The Twelve Days of Marketing for Entrepreneurs
In the world of tech startups there is a common phenomenon: developer entrepreneurs who can write great apps, build slick sites and develop cool technology… but who forget that the work of finding and acquiring a paying customer is a whole separate discipline. It’s what we often refer to as The Field of Dreams problem. For as great a saying as it is, “If you build it, they will come” is not a sound go-to-market strategy.
Debra Murphy from Masterful Marketing recently started a year-end marketing series to help small businesses re-examine their marketing plans in preparation for 2010. While her focus is on walking small business through updating their marketing plans to reflect changes to their business, the process can apply to those just getting started as well. Her very tactical list includes the following steps:
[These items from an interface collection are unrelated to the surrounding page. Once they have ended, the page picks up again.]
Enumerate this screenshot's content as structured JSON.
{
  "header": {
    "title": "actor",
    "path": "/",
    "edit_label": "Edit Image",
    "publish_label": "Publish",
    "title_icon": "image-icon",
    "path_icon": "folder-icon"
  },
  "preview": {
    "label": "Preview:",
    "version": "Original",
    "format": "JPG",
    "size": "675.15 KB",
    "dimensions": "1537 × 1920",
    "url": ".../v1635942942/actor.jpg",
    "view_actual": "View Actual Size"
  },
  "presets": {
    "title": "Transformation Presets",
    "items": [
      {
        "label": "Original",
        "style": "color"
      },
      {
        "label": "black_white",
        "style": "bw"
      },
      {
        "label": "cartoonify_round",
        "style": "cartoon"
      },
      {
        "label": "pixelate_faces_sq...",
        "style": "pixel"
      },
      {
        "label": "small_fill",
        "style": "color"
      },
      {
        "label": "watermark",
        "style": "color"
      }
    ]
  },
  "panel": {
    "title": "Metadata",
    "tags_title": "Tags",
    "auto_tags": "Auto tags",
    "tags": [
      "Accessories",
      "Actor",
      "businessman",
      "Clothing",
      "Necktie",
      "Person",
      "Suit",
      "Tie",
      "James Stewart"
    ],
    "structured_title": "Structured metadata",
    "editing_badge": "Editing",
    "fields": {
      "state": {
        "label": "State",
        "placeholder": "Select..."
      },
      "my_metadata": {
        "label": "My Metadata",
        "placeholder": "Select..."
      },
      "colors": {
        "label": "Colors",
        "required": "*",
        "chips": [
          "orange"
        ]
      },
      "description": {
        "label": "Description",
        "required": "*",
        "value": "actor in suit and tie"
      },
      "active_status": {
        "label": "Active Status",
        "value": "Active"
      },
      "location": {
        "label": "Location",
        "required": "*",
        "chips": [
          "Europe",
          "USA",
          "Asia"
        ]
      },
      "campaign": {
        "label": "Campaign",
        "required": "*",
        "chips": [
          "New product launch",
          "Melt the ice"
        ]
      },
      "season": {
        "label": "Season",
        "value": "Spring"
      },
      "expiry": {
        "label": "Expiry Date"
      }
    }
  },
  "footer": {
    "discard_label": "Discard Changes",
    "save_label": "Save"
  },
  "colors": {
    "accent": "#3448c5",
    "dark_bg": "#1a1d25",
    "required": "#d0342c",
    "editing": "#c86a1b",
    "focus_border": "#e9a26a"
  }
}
- Current client profile – has it changed?
- Goals – which ones did you accomplish?
- Service or product offerings – do they need to be redefined?
- Why people hire you or pay for your services – what makes you different?
- Messages – do they still work?
- Website content and other marketing materials – are they consistent?
- Marketing activities for the past year – what worked and what didn’t?
- Online reputation or presence – do you exist?
- Action plan – what activities will you be using to market your business?
Obviously some of the details of how you would proceed through these steps are different the first time than they would be during an annual re-evaluation, but it’s a great list that all small business owners could afford to spend at least a little bit of time considering.
The couple of specific things that I would add are often particularly applicable to new businesses just getting started:
- Competitors – who are they and what lessons can you learn from their marketing?
- Resources – what do you have, what can you get and what do you know you need?
- Skills – do you need training, outside expertise or just some study time?
One of the reasons I most love working with entrepreneurs is that tend to be very optimistic — sometimes to their own detriment. Doing something yourself is great, if you are good at it. But bringing in some help, even on a brief consultative basis, is invaluable if it means you can better target a solution with more precision and less waste. Unless you have a day job and are just getting your business started on the side, most entrepreneurs do not have the time or financial flexibility to just let customers find them all by themselves. So be surgical, be deliberate and be willing to get help if that’s what you need.
Entrepreneurs will often recognize the value to expert advice when it comes to legal or tax matters, but they are frequently willing to cut corners when it comes to marketing. It is easy to forget that, unless you have a successful marketing strategy bringing you customers in the first place, you aren’t going to have much need for your legal or tax help.
Alora Chistiakoff is an entrepreneur, content strategist and project manager who has been developing online business and technology for startups for more than a decade. She co-owns The Indigo Heron Group, Inc., a content strategy firm in Austin, Texas.